Copy each line of the following data that contains "header".

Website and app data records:
-- -- --
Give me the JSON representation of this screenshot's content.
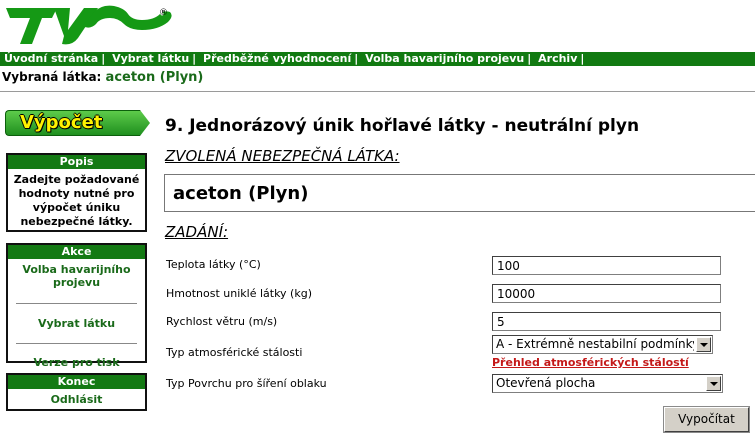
{
  "logo": {
    "registered": "®",
    "icon": "lizard-logo-icon"
  },
  "nav": {
    "items": [
      "Úvodní stránka",
      "Vybrat látku",
      "Předběžné vyhodnocení",
      "Volba havarijního projevu",
      "Archiv"
    ],
    "separator": "|"
  },
  "selected": {
    "label": "Vybraná látka:",
    "value": "aceton (Plyn)"
  },
  "sidebar": {
    "badge": "Výpočet",
    "popis": {
      "header": "Popis",
      "text": "Zadejte požadované hodnoty nutné pro výpočet úniku nebezpečné látky."
    },
    "akce": {
      "header": "Akce",
      "links": [
        "Volba havarijního projevu",
        "Vybrat látku",
        "Verze pro tisk"
      ]
    },
    "konec": {
      "header": "Konec",
      "link": "Odhlásit"
    }
  },
  "main": {
    "title": "9. Jednorázový únik hořlavé látky - neutrální plyn",
    "substance_heading": "ZVOLENÁ NEBEZPEČNÁ LÁTKA:",
    "substance": "aceton (Plyn)",
    "input_heading": "ZADÁNÍ:",
    "fields": [
      {
        "label": "Teplota látky (°C)",
        "value": "100"
      },
      {
        "label": "Hmotnost uniklé látky (kg)",
        "value": "10000"
      },
      {
        "label": "Rychlost větru (m/s)",
        "value": "5"
      }
    ],
    "stability": {
      "label": "Typ atmosférické stálosti",
      "selected": "A - Extrémně nestabilní podmínky",
      "link": "Přehled atmosférických stálostí"
    },
    "surface": {
      "label": "Typ Povrchu pro šíření oblaku",
      "selected": "Otevřená plocha"
    },
    "submit": "Vypočítat"
  },
  "colors": {
    "nav_green": "#117a11",
    "link_red": "#c41818",
    "badge_yellow": "#fff200"
  }
}
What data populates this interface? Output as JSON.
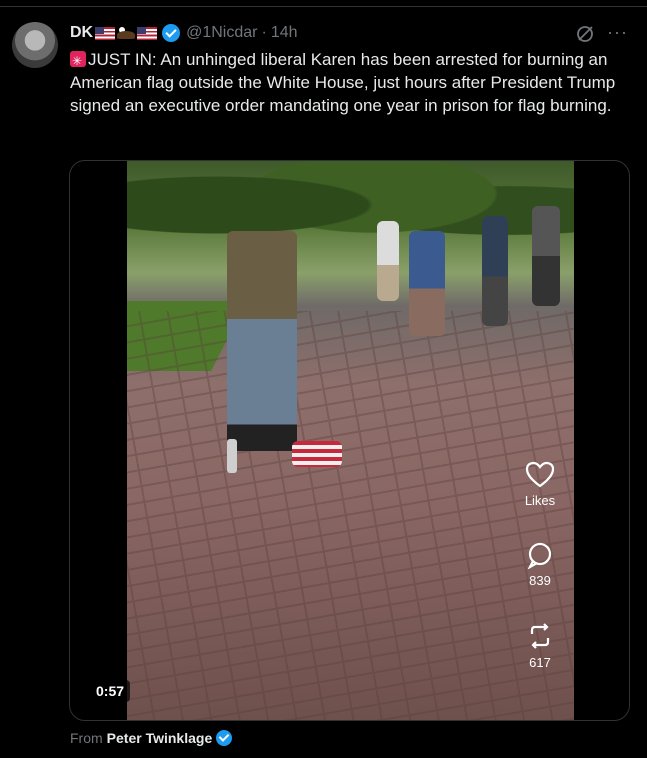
{
  "tweet": {
    "display_name": "DK",
    "handle": "@1Nicdar",
    "separator": "·",
    "time": "14h",
    "text": "JUST IN: An unhinged liberal Karen has been arrested for burning an American flag outside the White House, just hours after President Trump signed an executive order mandating one year in prison for flag burning.",
    "name_emojis": [
      "us-flag",
      "eagle",
      "us-flag"
    ],
    "verified_color": "#1d9bf0"
  },
  "video": {
    "duration": "0:57",
    "likes_label": "Likes",
    "comments_count": "839",
    "reposts_count": "617"
  },
  "attribution": {
    "prefix": "From",
    "source_name": "Peter Twinklage"
  }
}
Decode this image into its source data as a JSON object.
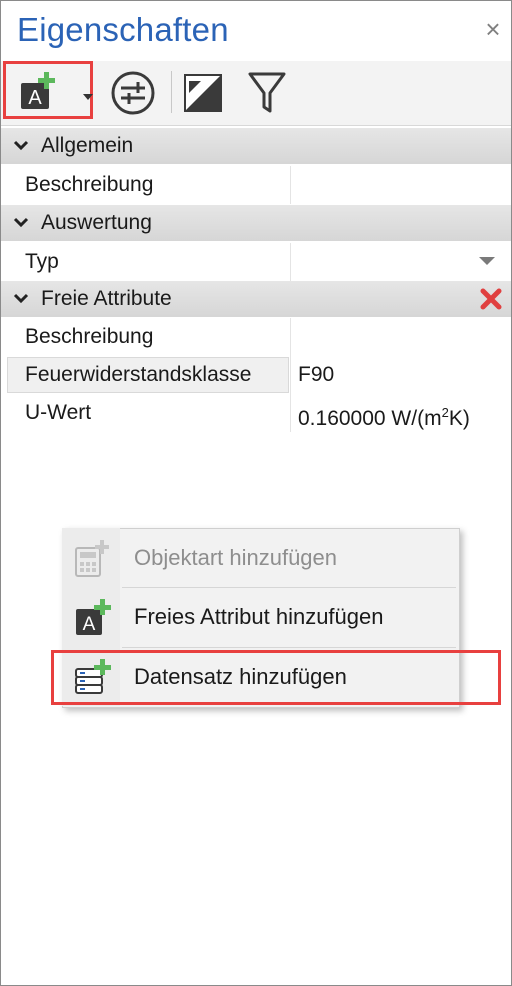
{
  "panel": {
    "title": "Eigenschaften",
    "close_glyph": "×"
  },
  "toolbar": {
    "add_attribute_icon": "add-attribute-icon",
    "properties_icon": "sliders-icon",
    "contrast_icon": "contrast-icon",
    "filter_icon": "filter-icon"
  },
  "sections": {
    "allgemein": {
      "label": "Allgemein",
      "rows": [
        {
          "key": "Beschreibung",
          "value": ""
        }
      ]
    },
    "auswertung": {
      "label": "Auswertung",
      "rows": [
        {
          "key": "Typ",
          "value": ""
        }
      ]
    },
    "freie_attribute": {
      "label": "Freie Attribute",
      "rows": [
        {
          "key": "Beschreibung",
          "value": ""
        },
        {
          "key": "Feuerwiderstandsklasse",
          "value": "F90"
        },
        {
          "key": "U-Wert",
          "value_prefix": "0.160000 W/(m",
          "value_sup": "2",
          "value_suffix": "K)"
        }
      ]
    }
  },
  "context_menu": {
    "items": [
      {
        "label": "Objektart hinzufügen",
        "enabled": false,
        "icon": "calculator-add-icon"
      },
      {
        "label": "Freies Attribut hinzufügen",
        "enabled": true,
        "icon": "add-attribute-icon"
      },
      {
        "label": "Datensatz hinzufügen",
        "enabled": true,
        "icon": "database-add-icon"
      }
    ]
  },
  "colors": {
    "title": "#2b63b6",
    "highlight": "#e8403f",
    "add_green": "#5cb85c",
    "delete_red": "#e04040"
  }
}
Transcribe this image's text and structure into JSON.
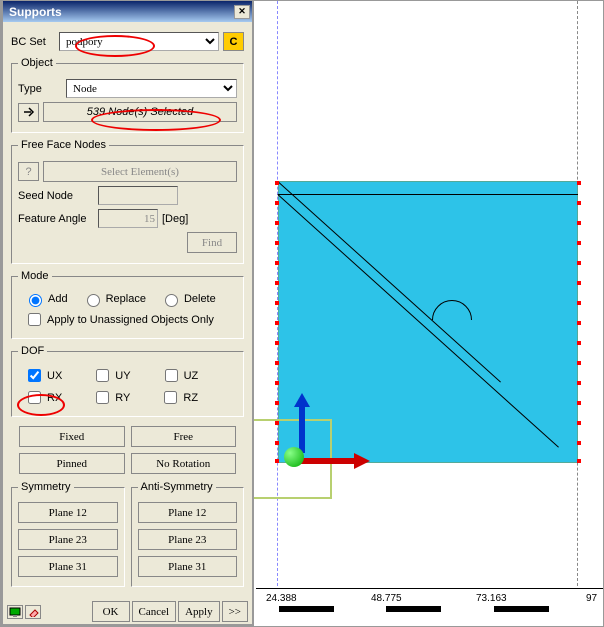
{
  "dialog": {
    "title": "Supports",
    "bcset_label": "BC Set",
    "bcset_value": "podpory",
    "object": {
      "legend": "Object",
      "type_label": "Type",
      "type_value": "Node",
      "selection_status": "539 Node(s) Selected"
    },
    "ffn": {
      "legend": "Free Face Nodes",
      "select_elements": "Select Element(s)",
      "seed_label": "Seed Node",
      "seed_value": "",
      "angle_label": "Feature Angle",
      "angle_value": "15",
      "angle_unit": "[Deg]",
      "find": "Find"
    },
    "mode": {
      "legend": "Mode",
      "add": "Add",
      "replace": "Replace",
      "delete": "Delete",
      "apply_unassigned": "Apply to Unassigned Objects Only"
    },
    "dof": {
      "legend": "DOF",
      "ux": "UX",
      "uy": "UY",
      "uz": "UZ",
      "rx": "RX",
      "ry": "RY",
      "rz": "RZ"
    },
    "buttons": {
      "fixed": "Fixed",
      "free": "Free",
      "pinned": "Pinned",
      "norot": "No Rotation"
    },
    "symmetry": {
      "legend": "Symmetry",
      "p12": "Plane 12",
      "p23": "Plane 23",
      "p31": "Plane 31"
    },
    "antisymmetry": {
      "legend": "Anti-Symmetry",
      "p12": "Plane 12",
      "p23": "Plane 23",
      "p31": "Plane 31"
    },
    "bottom": {
      "ok": "OK",
      "cancel": "Cancel",
      "apply": "Apply",
      "more": ">>"
    }
  },
  "viewport": {
    "ticks": [
      "24.388",
      "48.775",
      "73.163",
      "97"
    ]
  }
}
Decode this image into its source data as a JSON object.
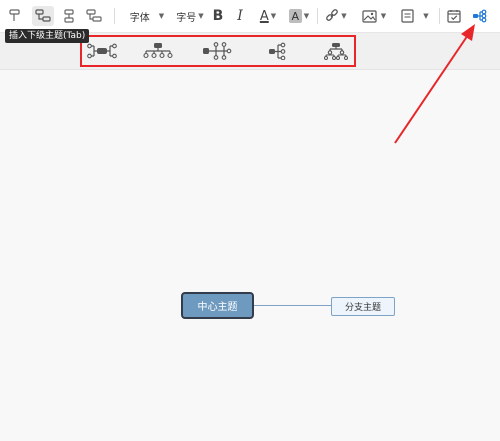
{
  "toolbar": {
    "font_label": "字体",
    "size_label": "字号",
    "bold_label": "B",
    "italic_label": "I",
    "font_color_label": "A",
    "highlight_label": "A",
    "tooltip": "插入下级主题(Tab)"
  },
  "layouts": [
    {
      "icon": "mind-map-layout-icon"
    },
    {
      "icon": "org-chart-layout-icon"
    },
    {
      "icon": "tree-layout-icon"
    },
    {
      "icon": "logic-right-layout-icon"
    },
    {
      "icon": "org-chart-down-layout-icon"
    }
  ],
  "canvas": {
    "center_topic": "中心主题",
    "branch_topic": "分支主题"
  },
  "colors": {
    "accent": "#1e78d7",
    "highlight_border": "#e8262a",
    "center_fill": "#6e9ac0",
    "center_border": "#333c4a",
    "branch_fill": "#eef4fb"
  }
}
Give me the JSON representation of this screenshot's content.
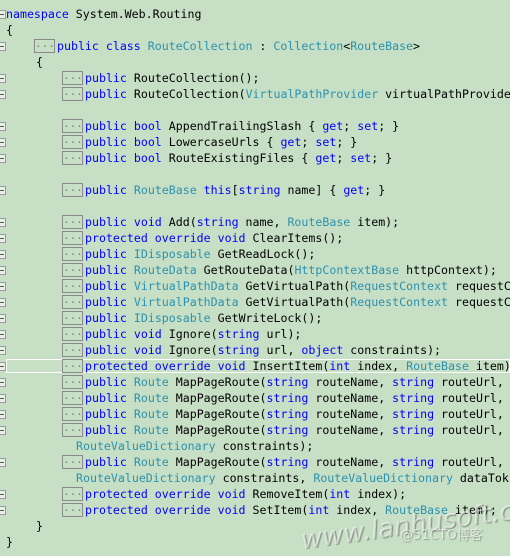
{
  "editor": {
    "highlighted_line": 22,
    "collapsed_glyph": "...",
    "colors": {
      "keyword": "#0000ff",
      "type": "#2b91af",
      "text": "#000000",
      "background": "#c7e0c5"
    },
    "lines": [
      {
        "level": 0,
        "marker": true,
        "segs": [
          [
            "k",
            "namespace"
          ],
          [
            "p",
            " System.Web.Routing"
          ]
        ]
      },
      {
        "level": 0,
        "segs": [
          [
            "p",
            "{"
          ]
        ]
      },
      {
        "level": 1,
        "box": true,
        "marker": true,
        "segs": [
          [
            "k",
            "public class "
          ],
          [
            "t",
            "RouteCollection"
          ],
          [
            "p",
            " : "
          ],
          [
            "t",
            "Collection"
          ],
          [
            "p",
            "<"
          ],
          [
            "t",
            "RouteBase"
          ],
          [
            "p",
            ">"
          ]
        ]
      },
      {
        "level": 1,
        "segs": [
          [
            "p",
            "{"
          ]
        ]
      },
      {
        "level": 2,
        "box": true,
        "marker": true,
        "segs": [
          [
            "k",
            "public "
          ],
          [
            "p",
            "RouteCollection();"
          ]
        ]
      },
      {
        "level": 2,
        "box": true,
        "marker": true,
        "segs": [
          [
            "k",
            "public "
          ],
          [
            "p",
            "RouteCollection("
          ],
          [
            "t",
            "VirtualPathProvider"
          ],
          [
            "p",
            " virtualPathProvide"
          ]
        ]
      },
      {
        "level": 2,
        "segs": []
      },
      {
        "level": 2,
        "box": true,
        "marker": true,
        "segs": [
          [
            "k",
            "public bool "
          ],
          [
            "p",
            "AppendTrailingSlash { "
          ],
          [
            "k",
            "get"
          ],
          [
            "p",
            "; "
          ],
          [
            "k",
            "set"
          ],
          [
            "p",
            "; }"
          ]
        ]
      },
      {
        "level": 2,
        "box": true,
        "marker": true,
        "segs": [
          [
            "k",
            "public bool "
          ],
          [
            "p",
            "LowercaseUrls { "
          ],
          [
            "k",
            "get"
          ],
          [
            "p",
            "; "
          ],
          [
            "k",
            "set"
          ],
          [
            "p",
            "; }"
          ]
        ]
      },
      {
        "level": 2,
        "box": true,
        "marker": true,
        "segs": [
          [
            "k",
            "public bool "
          ],
          [
            "p",
            "RouteExistingFiles { "
          ],
          [
            "k",
            "get"
          ],
          [
            "p",
            "; "
          ],
          [
            "k",
            "set"
          ],
          [
            "p",
            "; }"
          ]
        ]
      },
      {
        "level": 2,
        "segs": []
      },
      {
        "level": 2,
        "box": true,
        "marker": true,
        "segs": [
          [
            "k",
            "public "
          ],
          [
            "t",
            "RouteBase"
          ],
          [
            "k",
            " this"
          ],
          [
            "p",
            "["
          ],
          [
            "k",
            "string"
          ],
          [
            "p",
            " name] { "
          ],
          [
            "k",
            "get"
          ],
          [
            "p",
            "; }"
          ]
        ]
      },
      {
        "level": 2,
        "segs": []
      },
      {
        "level": 2,
        "box": true,
        "marker": true,
        "segs": [
          [
            "k",
            "public void "
          ],
          [
            "p",
            "Add("
          ],
          [
            "k",
            "string"
          ],
          [
            "p",
            " name, "
          ],
          [
            "t",
            "RouteBase"
          ],
          [
            "p",
            " item);"
          ]
        ]
      },
      {
        "level": 2,
        "box": true,
        "marker": true,
        "segs": [
          [
            "k",
            "protected override void "
          ],
          [
            "p",
            "ClearItems();"
          ]
        ]
      },
      {
        "level": 2,
        "box": true,
        "marker": true,
        "segs": [
          [
            "k",
            "public "
          ],
          [
            "t",
            "IDisposable"
          ],
          [
            "p",
            " GetReadLock();"
          ]
        ]
      },
      {
        "level": 2,
        "box": true,
        "marker": true,
        "segs": [
          [
            "k",
            "public "
          ],
          [
            "t",
            "RouteData"
          ],
          [
            "p",
            " GetRouteData("
          ],
          [
            "t",
            "HttpContextBase"
          ],
          [
            "p",
            " httpContext);"
          ]
        ]
      },
      {
        "level": 2,
        "box": true,
        "marker": true,
        "segs": [
          [
            "k",
            "public "
          ],
          [
            "t",
            "VirtualPathData"
          ],
          [
            "p",
            " GetVirtualPath("
          ],
          [
            "t",
            "RequestContext"
          ],
          [
            "p",
            " requestC"
          ]
        ]
      },
      {
        "level": 2,
        "box": true,
        "marker": true,
        "segs": [
          [
            "k",
            "public "
          ],
          [
            "t",
            "VirtualPathData"
          ],
          [
            "p",
            " GetVirtualPath("
          ],
          [
            "t",
            "RequestContext"
          ],
          [
            "p",
            " requestC"
          ]
        ]
      },
      {
        "level": 2,
        "box": true,
        "marker": true,
        "segs": [
          [
            "k",
            "public "
          ],
          [
            "t",
            "IDisposable"
          ],
          [
            "p",
            " GetWriteLock();"
          ]
        ]
      },
      {
        "level": 2,
        "box": true,
        "marker": true,
        "segs": [
          [
            "k",
            "public void "
          ],
          [
            "p",
            "Ignore("
          ],
          [
            "k",
            "string"
          ],
          [
            "p",
            " url);"
          ]
        ]
      },
      {
        "level": 2,
        "box": true,
        "marker": true,
        "segs": [
          [
            "k",
            "public void "
          ],
          [
            "p",
            "Ignore("
          ],
          [
            "k",
            "string"
          ],
          [
            "p",
            " url, "
          ],
          [
            "k",
            "object"
          ],
          [
            "p",
            " constraints);"
          ]
        ]
      },
      {
        "level": 2,
        "box": true,
        "marker": true,
        "segs": [
          [
            "k",
            "protected override void "
          ],
          [
            "p",
            "InsertItem("
          ],
          [
            "k",
            "int"
          ],
          [
            "p",
            " index, "
          ],
          [
            "t",
            "RouteBase"
          ],
          [
            "p",
            " item);"
          ]
        ]
      },
      {
        "level": 2,
        "box": true,
        "marker": true,
        "segs": [
          [
            "k",
            "public "
          ],
          [
            "t",
            "Route"
          ],
          [
            "p",
            " MapPageRoute("
          ],
          [
            "k",
            "string"
          ],
          [
            "p",
            " routeName, "
          ],
          [
            "k",
            "string"
          ],
          [
            "p",
            " routeUrl,"
          ]
        ]
      },
      {
        "level": 2,
        "box": true,
        "marker": true,
        "segs": [
          [
            "k",
            "public "
          ],
          [
            "t",
            "Route"
          ],
          [
            "p",
            " MapPageRoute("
          ],
          [
            "k",
            "string"
          ],
          [
            "p",
            " routeName, "
          ],
          [
            "k",
            "string"
          ],
          [
            "p",
            " routeUrl,"
          ]
        ]
      },
      {
        "level": 2,
        "box": true,
        "marker": true,
        "segs": [
          [
            "k",
            "public "
          ],
          [
            "t",
            "Route"
          ],
          [
            "p",
            " MapPageRoute("
          ],
          [
            "k",
            "string"
          ],
          [
            "p",
            " routeName, "
          ],
          [
            "k",
            "string"
          ],
          [
            "p",
            " routeUrl,"
          ]
        ]
      },
      {
        "level": 2,
        "box": true,
        "marker": true,
        "segs": [
          [
            "k",
            "public "
          ],
          [
            "t",
            "Route"
          ],
          [
            "p",
            " MapPageRoute("
          ],
          [
            "k",
            "string"
          ],
          [
            "p",
            " routeName, "
          ],
          [
            "k",
            "string"
          ],
          [
            "p",
            " routeUrl,"
          ]
        ]
      },
      {
        "level": "cont",
        "segs": [
          [
            "t",
            "RouteValueDictionary"
          ],
          [
            "p",
            " constraints);"
          ]
        ]
      },
      {
        "level": 2,
        "box": true,
        "marker": true,
        "segs": [
          [
            "k",
            "public "
          ],
          [
            "t",
            "Route"
          ],
          [
            "p",
            " MapPageRoute("
          ],
          [
            "k",
            "string"
          ],
          [
            "p",
            " routeName, "
          ],
          [
            "k",
            "string"
          ],
          [
            "p",
            " routeUrl,"
          ]
        ]
      },
      {
        "level": "cont",
        "segs": [
          [
            "t",
            "RouteValueDictionary"
          ],
          [
            "p",
            " constraints, "
          ],
          [
            "t",
            "RouteValueDictionary"
          ],
          [
            "p",
            " dataTok"
          ]
        ]
      },
      {
        "level": 2,
        "box": true,
        "marker": true,
        "segs": [
          [
            "k",
            "protected override void "
          ],
          [
            "p",
            "RemoveItem("
          ],
          [
            "k",
            "int"
          ],
          [
            "p",
            " index);"
          ]
        ]
      },
      {
        "level": 2,
        "box": true,
        "marker": true,
        "segs": [
          [
            "k",
            "protected override void "
          ],
          [
            "p",
            "SetItem("
          ],
          [
            "k",
            "int"
          ],
          [
            "p",
            " index, "
          ],
          [
            "t",
            "RouteBase"
          ],
          [
            "p",
            " item);"
          ]
        ]
      },
      {
        "level": 1,
        "segs": [
          [
            "p",
            "}"
          ]
        ]
      },
      {
        "level": 0,
        "segs": [
          [
            "p",
            "}"
          ]
        ]
      }
    ]
  },
  "watermark": {
    "site": "www.lanhusoft.com",
    "blog": "@51CTO博客"
  }
}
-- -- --
# [Task answer]
      "header": "Popis",
      "header": "Akce",
      "header": "Konec",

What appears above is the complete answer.